— What the task asks —
Return all lines of the records that contain the word "this".

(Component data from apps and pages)
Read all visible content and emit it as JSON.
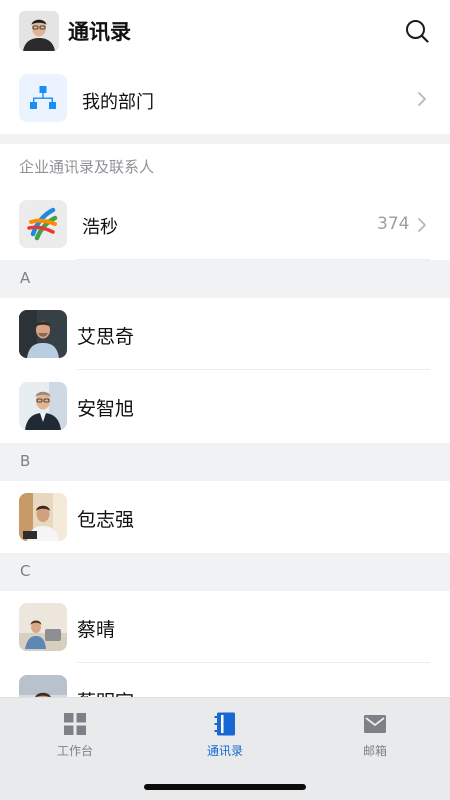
{
  "header": {
    "title": "通讯录",
    "avatar_icon": "user-avatar",
    "search_icon": "search-icon"
  },
  "my_department": {
    "label": "我的部门",
    "icon": "org-chart-icon"
  },
  "section_caption": "企业通讯录及联系人",
  "organization": {
    "name": "浩秒",
    "count": "374"
  },
  "groups": [
    {
      "letter": "A",
      "contacts": [
        {
          "name": "艾思奇"
        },
        {
          "name": "安智旭"
        }
      ]
    },
    {
      "letter": "B",
      "contacts": [
        {
          "name": "包志强"
        }
      ]
    },
    {
      "letter": "C",
      "contacts": [
        {
          "name": "蔡晴"
        },
        {
          "name": "蔡明宇"
        }
      ]
    }
  ],
  "tabbar": {
    "tabs": [
      {
        "label": "工作台",
        "icon": "grid-icon",
        "active": false
      },
      {
        "label": "通讯录",
        "icon": "contacts-book-icon",
        "active": true
      },
      {
        "label": "邮箱",
        "icon": "mail-icon",
        "active": false
      }
    ]
  },
  "colors": {
    "accent": "#1768d3",
    "dept_icon_blue": "#1a8cf5",
    "gray_bg": "#f1f2f4"
  }
}
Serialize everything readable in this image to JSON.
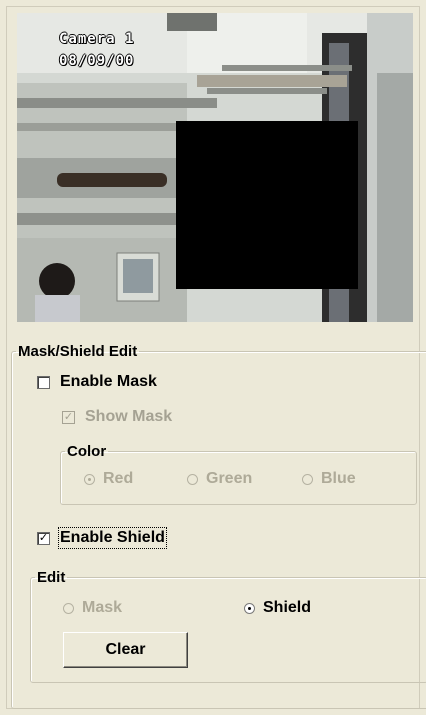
{
  "preview": {
    "camera_label": "Camera 1",
    "date_label": "08/09/00"
  },
  "mask_shield_group": {
    "title": "Mask/Shield Edit"
  },
  "enable_mask": {
    "label": "Enable Mask",
    "checked": false
  },
  "show_mask": {
    "label": "Show Mask",
    "checked": true,
    "disabled": true
  },
  "color_group": {
    "title": "Color",
    "options": [
      {
        "label": "Red",
        "selected": true,
        "disabled": true
      },
      {
        "label": "Green",
        "selected": false,
        "disabled": true
      },
      {
        "label": "Blue",
        "selected": false,
        "disabled": true
      }
    ]
  },
  "enable_shield": {
    "label": "Enable Shield",
    "checked": true
  },
  "edit_group": {
    "title": "Edit",
    "options": [
      {
        "label": "Mask",
        "selected": false,
        "disabled": true
      },
      {
        "label": "Shield",
        "selected": true,
        "disabled": false
      }
    ]
  },
  "clear_button": {
    "label": "Clear"
  },
  "icons": {
    "checkmark": "✓"
  }
}
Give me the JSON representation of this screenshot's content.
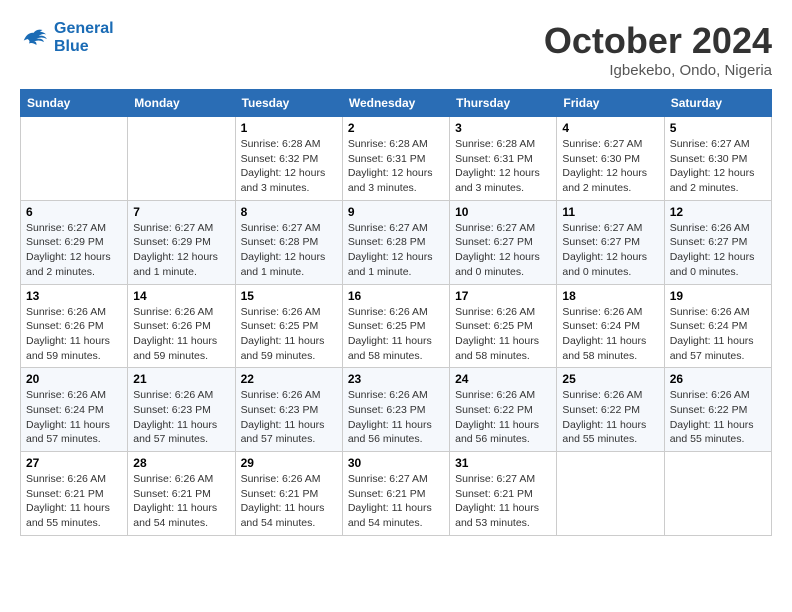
{
  "logo": {
    "line1": "General",
    "line2": "Blue"
  },
  "title": "October 2024",
  "subtitle": "Igbekebo, Ondo, Nigeria",
  "weekdays": [
    "Sunday",
    "Monday",
    "Tuesday",
    "Wednesday",
    "Thursday",
    "Friday",
    "Saturday"
  ],
  "weeks": [
    [
      {
        "day": "",
        "info": ""
      },
      {
        "day": "",
        "info": ""
      },
      {
        "day": "1",
        "info": "Sunrise: 6:28 AM\nSunset: 6:32 PM\nDaylight: 12 hours and 3 minutes."
      },
      {
        "day": "2",
        "info": "Sunrise: 6:28 AM\nSunset: 6:31 PM\nDaylight: 12 hours and 3 minutes."
      },
      {
        "day": "3",
        "info": "Sunrise: 6:28 AM\nSunset: 6:31 PM\nDaylight: 12 hours and 3 minutes."
      },
      {
        "day": "4",
        "info": "Sunrise: 6:27 AM\nSunset: 6:30 PM\nDaylight: 12 hours and 2 minutes."
      },
      {
        "day": "5",
        "info": "Sunrise: 6:27 AM\nSunset: 6:30 PM\nDaylight: 12 hours and 2 minutes."
      }
    ],
    [
      {
        "day": "6",
        "info": "Sunrise: 6:27 AM\nSunset: 6:29 PM\nDaylight: 12 hours and 2 minutes."
      },
      {
        "day": "7",
        "info": "Sunrise: 6:27 AM\nSunset: 6:29 PM\nDaylight: 12 hours and 1 minute."
      },
      {
        "day": "8",
        "info": "Sunrise: 6:27 AM\nSunset: 6:28 PM\nDaylight: 12 hours and 1 minute."
      },
      {
        "day": "9",
        "info": "Sunrise: 6:27 AM\nSunset: 6:28 PM\nDaylight: 12 hours and 1 minute."
      },
      {
        "day": "10",
        "info": "Sunrise: 6:27 AM\nSunset: 6:27 PM\nDaylight: 12 hours and 0 minutes."
      },
      {
        "day": "11",
        "info": "Sunrise: 6:27 AM\nSunset: 6:27 PM\nDaylight: 12 hours and 0 minutes."
      },
      {
        "day": "12",
        "info": "Sunrise: 6:26 AM\nSunset: 6:27 PM\nDaylight: 12 hours and 0 minutes."
      }
    ],
    [
      {
        "day": "13",
        "info": "Sunrise: 6:26 AM\nSunset: 6:26 PM\nDaylight: 11 hours and 59 minutes."
      },
      {
        "day": "14",
        "info": "Sunrise: 6:26 AM\nSunset: 6:26 PM\nDaylight: 11 hours and 59 minutes."
      },
      {
        "day": "15",
        "info": "Sunrise: 6:26 AM\nSunset: 6:25 PM\nDaylight: 11 hours and 59 minutes."
      },
      {
        "day": "16",
        "info": "Sunrise: 6:26 AM\nSunset: 6:25 PM\nDaylight: 11 hours and 58 minutes."
      },
      {
        "day": "17",
        "info": "Sunrise: 6:26 AM\nSunset: 6:25 PM\nDaylight: 11 hours and 58 minutes."
      },
      {
        "day": "18",
        "info": "Sunrise: 6:26 AM\nSunset: 6:24 PM\nDaylight: 11 hours and 58 minutes."
      },
      {
        "day": "19",
        "info": "Sunrise: 6:26 AM\nSunset: 6:24 PM\nDaylight: 11 hours and 57 minutes."
      }
    ],
    [
      {
        "day": "20",
        "info": "Sunrise: 6:26 AM\nSunset: 6:24 PM\nDaylight: 11 hours and 57 minutes."
      },
      {
        "day": "21",
        "info": "Sunrise: 6:26 AM\nSunset: 6:23 PM\nDaylight: 11 hours and 57 minutes."
      },
      {
        "day": "22",
        "info": "Sunrise: 6:26 AM\nSunset: 6:23 PM\nDaylight: 11 hours and 57 minutes."
      },
      {
        "day": "23",
        "info": "Sunrise: 6:26 AM\nSunset: 6:23 PM\nDaylight: 11 hours and 56 minutes."
      },
      {
        "day": "24",
        "info": "Sunrise: 6:26 AM\nSunset: 6:22 PM\nDaylight: 11 hours and 56 minutes."
      },
      {
        "day": "25",
        "info": "Sunrise: 6:26 AM\nSunset: 6:22 PM\nDaylight: 11 hours and 55 minutes."
      },
      {
        "day": "26",
        "info": "Sunrise: 6:26 AM\nSunset: 6:22 PM\nDaylight: 11 hours and 55 minutes."
      }
    ],
    [
      {
        "day": "27",
        "info": "Sunrise: 6:26 AM\nSunset: 6:21 PM\nDaylight: 11 hours and 55 minutes."
      },
      {
        "day": "28",
        "info": "Sunrise: 6:26 AM\nSunset: 6:21 PM\nDaylight: 11 hours and 54 minutes."
      },
      {
        "day": "29",
        "info": "Sunrise: 6:26 AM\nSunset: 6:21 PM\nDaylight: 11 hours and 54 minutes."
      },
      {
        "day": "30",
        "info": "Sunrise: 6:27 AM\nSunset: 6:21 PM\nDaylight: 11 hours and 54 minutes."
      },
      {
        "day": "31",
        "info": "Sunrise: 6:27 AM\nSunset: 6:21 PM\nDaylight: 11 hours and 53 minutes."
      },
      {
        "day": "",
        "info": ""
      },
      {
        "day": "",
        "info": ""
      }
    ]
  ]
}
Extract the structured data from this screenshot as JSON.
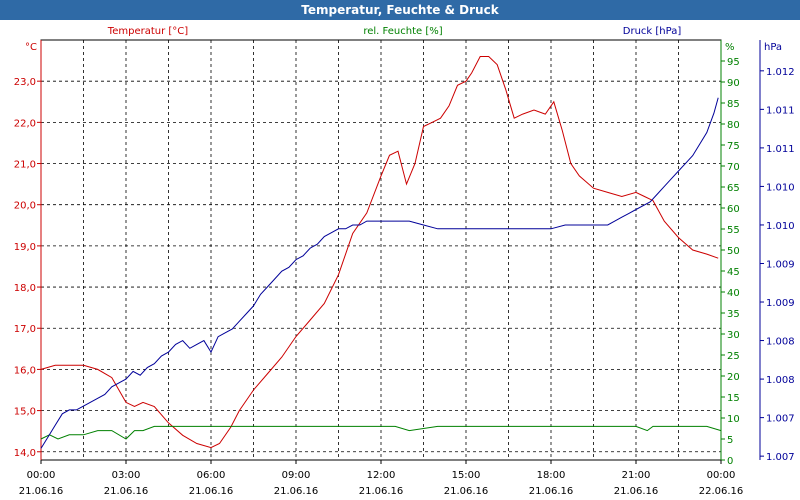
{
  "window": {
    "title": "Temperatur, Feuchte & Druck"
  },
  "colors": {
    "temperature": "#cc0000",
    "humidity": "#008000",
    "pressure": "#000099",
    "titlebar": "#2f6aa6"
  },
  "chart_data": {
    "type": "line",
    "grid": true,
    "x": {
      "tick_times": [
        "00:00",
        "03:00",
        "06:00",
        "09:00",
        "12:00",
        "15:00",
        "18:00",
        "21:00",
        "00:00"
      ],
      "tick_dates": [
        "21.06.16",
        "21.06.16",
        "21.06.16",
        "21.06.16",
        "21.06.16",
        "21.06.16",
        "21.06.16",
        "21.06.16",
        "22.06.16"
      ],
      "range_hours": [
        0,
        24
      ]
    },
    "axes": {
      "temperature": {
        "unit": "°C",
        "ylim": [
          13.8,
          24.0
        ],
        "ticks": [
          "14,0",
          "15,0",
          "16,0",
          "17,0",
          "18,0",
          "19,0",
          "20,0",
          "21,0",
          "22,0",
          "23,0"
        ]
      },
      "humidity": {
        "unit": "%",
        "ylim": [
          0,
          100
        ],
        "ticks": [
          "0",
          "5",
          "10",
          "15",
          "20",
          "25",
          "30",
          "35",
          "40",
          "45",
          "50",
          "55",
          "60",
          "65",
          "70",
          "75",
          "80",
          "85",
          "90",
          "95"
        ]
      },
      "pressure": {
        "unit": "hPa",
        "ylim": [
          1006.95,
          1012.4
        ],
        "ticks": [
          "1.007",
          "1.007",
          "1.008",
          "1.008",
          "1.009",
          "1.009",
          "1.010",
          "1.010",
          "1.011",
          "1.011",
          "1.012"
        ]
      }
    },
    "series": [
      {
        "name": "Temperatur [°C]",
        "axis": "temperature",
        "x": [
          0,
          0.5,
          1,
          1.5,
          2,
          2.5,
          3,
          3.3,
          3.6,
          4,
          4.5,
          5,
          5.5,
          6,
          6.3,
          6.7,
          7,
          7.5,
          8,
          8.5,
          9,
          9.5,
          10,
          10.5,
          11,
          11.5,
          12,
          12.3,
          12.6,
          12.9,
          13.2,
          13.5,
          13.8,
          14.1,
          14.4,
          14.7,
          15,
          15.2,
          15.5,
          15.8,
          16.1,
          16.4,
          16.7,
          17,
          17.4,
          17.8,
          18.1,
          18.4,
          18.7,
          19,
          19.5,
          20,
          20.5,
          21,
          21.3,
          21.6,
          22,
          22.5,
          23,
          23.5,
          23.9
        ],
        "values": [
          16.0,
          16.1,
          16.1,
          16.1,
          16.0,
          15.8,
          15.2,
          15.1,
          15.2,
          15.1,
          14.7,
          14.4,
          14.2,
          14.1,
          14.2,
          14.6,
          15.0,
          15.5,
          15.9,
          16.3,
          16.8,
          17.2,
          17.6,
          18.3,
          19.3,
          19.8,
          20.7,
          21.2,
          21.3,
          20.5,
          21.0,
          21.9,
          22.0,
          22.1,
          22.4,
          22.9,
          23.0,
          23.2,
          23.6,
          23.6,
          23.4,
          22.8,
          22.1,
          22.2,
          22.3,
          22.2,
          22.5,
          21.8,
          21.0,
          20.7,
          20.4,
          20.3,
          20.2,
          20.3,
          20.2,
          20.1,
          19.6,
          19.2,
          18.9,
          18.8,
          18.7
        ]
      },
      {
        "name": "rel. Feuchte [%]",
        "axis": "humidity",
        "x": [
          0,
          0.3,
          0.6,
          1,
          1.5,
          2,
          2.5,
          3,
          3.3,
          3.6,
          4,
          5,
          6,
          8,
          10,
          12,
          12.5,
          13,
          14,
          15,
          16,
          17,
          18,
          19,
          20,
          21,
          21.4,
          21.6,
          22,
          23,
          23.5,
          24
        ],
        "values": [
          5,
          6,
          5,
          6,
          6,
          7,
          7,
          5,
          7,
          7,
          8,
          8,
          8,
          8,
          8,
          8,
          8,
          7,
          8,
          8,
          8,
          8,
          8,
          8,
          8,
          8,
          7,
          8,
          8,
          8,
          8,
          7
        ]
      },
      {
        "name": "Druck [hPa]",
        "axis": "pressure",
        "x": [
          0,
          0.25,
          0.5,
          0.75,
          1,
          1.25,
          1.5,
          1.75,
          2,
          2.25,
          2.5,
          2.75,
          3,
          3.25,
          3.5,
          3.75,
          4,
          4.25,
          4.5,
          4.75,
          5,
          5.25,
          5.5,
          5.75,
          6,
          6.25,
          6.5,
          6.75,
          7,
          7.25,
          7.5,
          7.75,
          8,
          8.25,
          8.5,
          8.75,
          9,
          9.25,
          9.5,
          9.75,
          10,
          10.25,
          10.5,
          10.75,
          11,
          11.25,
          11.5,
          11.75,
          12,
          12.5,
          13,
          13.5,
          14,
          14.5,
          15,
          15.5,
          16,
          16.5,
          17,
          17.5,
          18,
          18.5,
          19,
          19.5,
          20,
          20.25,
          20.5,
          20.75,
          21,
          21.25,
          21.5,
          21.75,
          22,
          22.25,
          22.5,
          22.75,
          23,
          23.25,
          23.5,
          23.75,
          23.9
        ],
        "values": [
          1007.1,
          1007.25,
          1007.4,
          1007.55,
          1007.6,
          1007.6,
          1007.65,
          1007.7,
          1007.75,
          1007.8,
          1007.9,
          1007.95,
          1008.0,
          1008.1,
          1008.05,
          1008.15,
          1008.2,
          1008.3,
          1008.35,
          1008.45,
          1008.5,
          1008.4,
          1008.45,
          1008.5,
          1008.35,
          1008.55,
          1008.6,
          1008.65,
          1008.75,
          1008.85,
          1008.95,
          1009.1,
          1009.2,
          1009.3,
          1009.4,
          1009.45,
          1009.55,
          1009.6,
          1009.7,
          1009.75,
          1009.85,
          1009.9,
          1009.95,
          1009.95,
          1010.0,
          1010.0,
          1010.05,
          1010.05,
          1010.05,
          1010.05,
          1010.05,
          1010.0,
          1009.95,
          1009.95,
          1009.95,
          1009.95,
          1009.95,
          1009.95,
          1009.95,
          1009.95,
          1009.95,
          1010.0,
          1010.0,
          1010.0,
          1010.0,
          1010.05,
          1010.1,
          1010.15,
          1010.2,
          1010.25,
          1010.3,
          1010.4,
          1010.5,
          1010.6,
          1010.7,
          1010.8,
          1010.9,
          1011.05,
          1011.2,
          1011.45,
          1011.65
        ]
      }
    ]
  }
}
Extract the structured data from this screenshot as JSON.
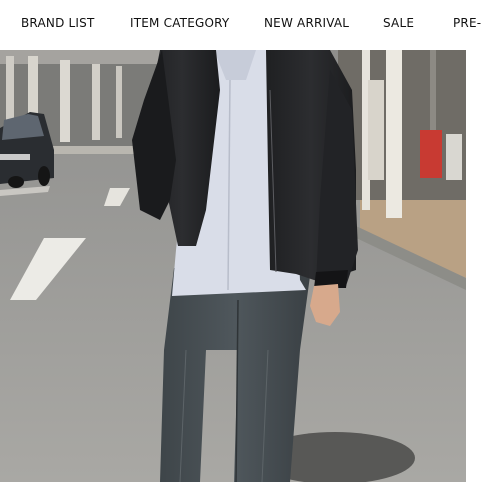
{
  "nav": {
    "items": [
      {
        "label": "BRAND LIST"
      },
      {
        "label": "ITEM CATEGORY"
      },
      {
        "label": "NEW ARRIVAL"
      },
      {
        "label": "SALE"
      },
      {
        "label": "PRE-ORDER"
      }
    ]
  },
  "colors": {
    "text": "#111111",
    "background": "#ffffff"
  }
}
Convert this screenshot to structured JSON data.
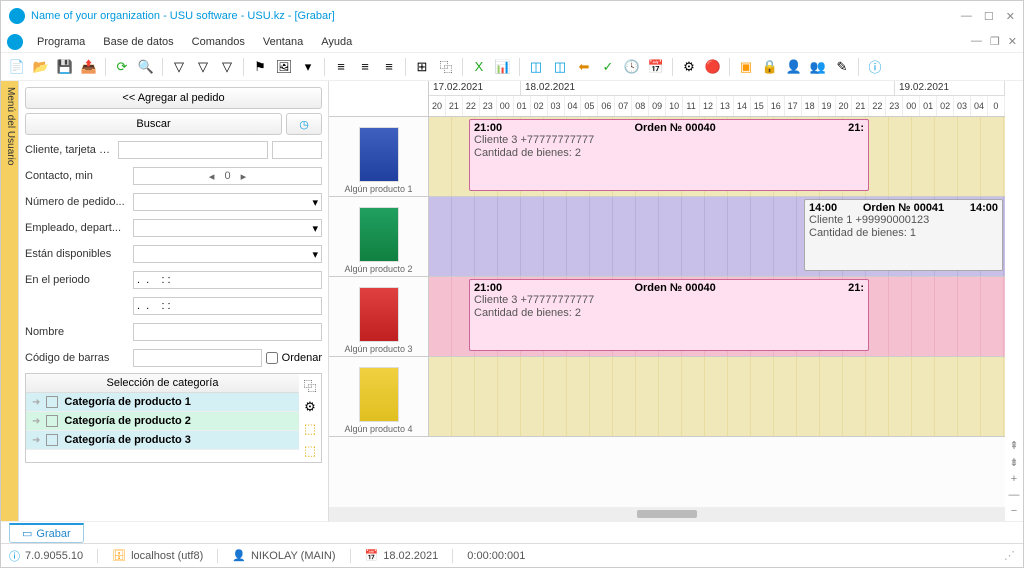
{
  "title": "Name of your organization - USU software - USU.kz - [Grabar]",
  "menu": {
    "programa": "Programa",
    "basedatos": "Base de datos",
    "comandos": "Comandos",
    "ventana": "Ventana",
    "ayuda": "Ayuda"
  },
  "usertab": "Menú del Usuario",
  "left": {
    "add": "<< Agregar al pedido",
    "search": "Buscar",
    "fields": {
      "cliente": "Cliente, tarjeta no.",
      "contacto": "Contacto, min",
      "contacto_val": "0",
      "numpedido": "Número de pedido...",
      "empleado": "Empleado, depart...",
      "disponibles": "Están disponibles",
      "periodo": "En el periodo",
      "periodo_val": ".  .    : :",
      "nombre": "Nombre",
      "codigo": "Código de barras",
      "ordenar": "Ordenar"
    },
    "cat_header": "Selección de categoría",
    "cats": [
      "Categoría de producto 1",
      "Categoría de producto 2",
      "Categoría de producto 3"
    ]
  },
  "timeline": {
    "dates": [
      "17.02.2021",
      "18.02.2021",
      "19.02.2021"
    ],
    "hours1": [
      "20",
      "21",
      "22",
      "23"
    ],
    "hours2": [
      "00",
      "01",
      "02",
      "03",
      "04",
      "05",
      "06",
      "07",
      "08",
      "09",
      "10",
      "11",
      "12",
      "13",
      "14",
      "15",
      "16",
      "17",
      "18",
      "19",
      "20",
      "21",
      "22",
      "23"
    ],
    "hours3": [
      "00",
      "01",
      "02",
      "03",
      "04",
      "0"
    ],
    "products": [
      "Algún producto 1",
      "Algún producto 2",
      "Algún producto 3",
      "Algún producto 4"
    ],
    "order40": {
      "title": "Orden № 00040",
      "t1": "21:00",
      "t2": "21:",
      "line1": "Cliente 3 +77777777777",
      "line2": "Cantidad de bienes: 2"
    },
    "order41": {
      "title": "Orden № 00041",
      "t1": "14:00",
      "t2": "14:00",
      "line1": "Cliente 1 +99990000123",
      "line2": "Cantidad de bienes: 1"
    }
  },
  "tab": "Grabar",
  "status": {
    "ver": "7.0.9055.10",
    "host": "localhost (utf8)",
    "user": "NIKOLAY (MAIN)",
    "date": "18.02.2021",
    "time": "0:00:00:001"
  }
}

— Exercise solution —
Serialize everything readable in this image to JSON.
Give me the JSON representation of this screenshot's content.
Extract the structured data from this screenshot as JSON.
Extract the structured data from this screenshot as JSON.
Convert this screenshot to structured JSON data.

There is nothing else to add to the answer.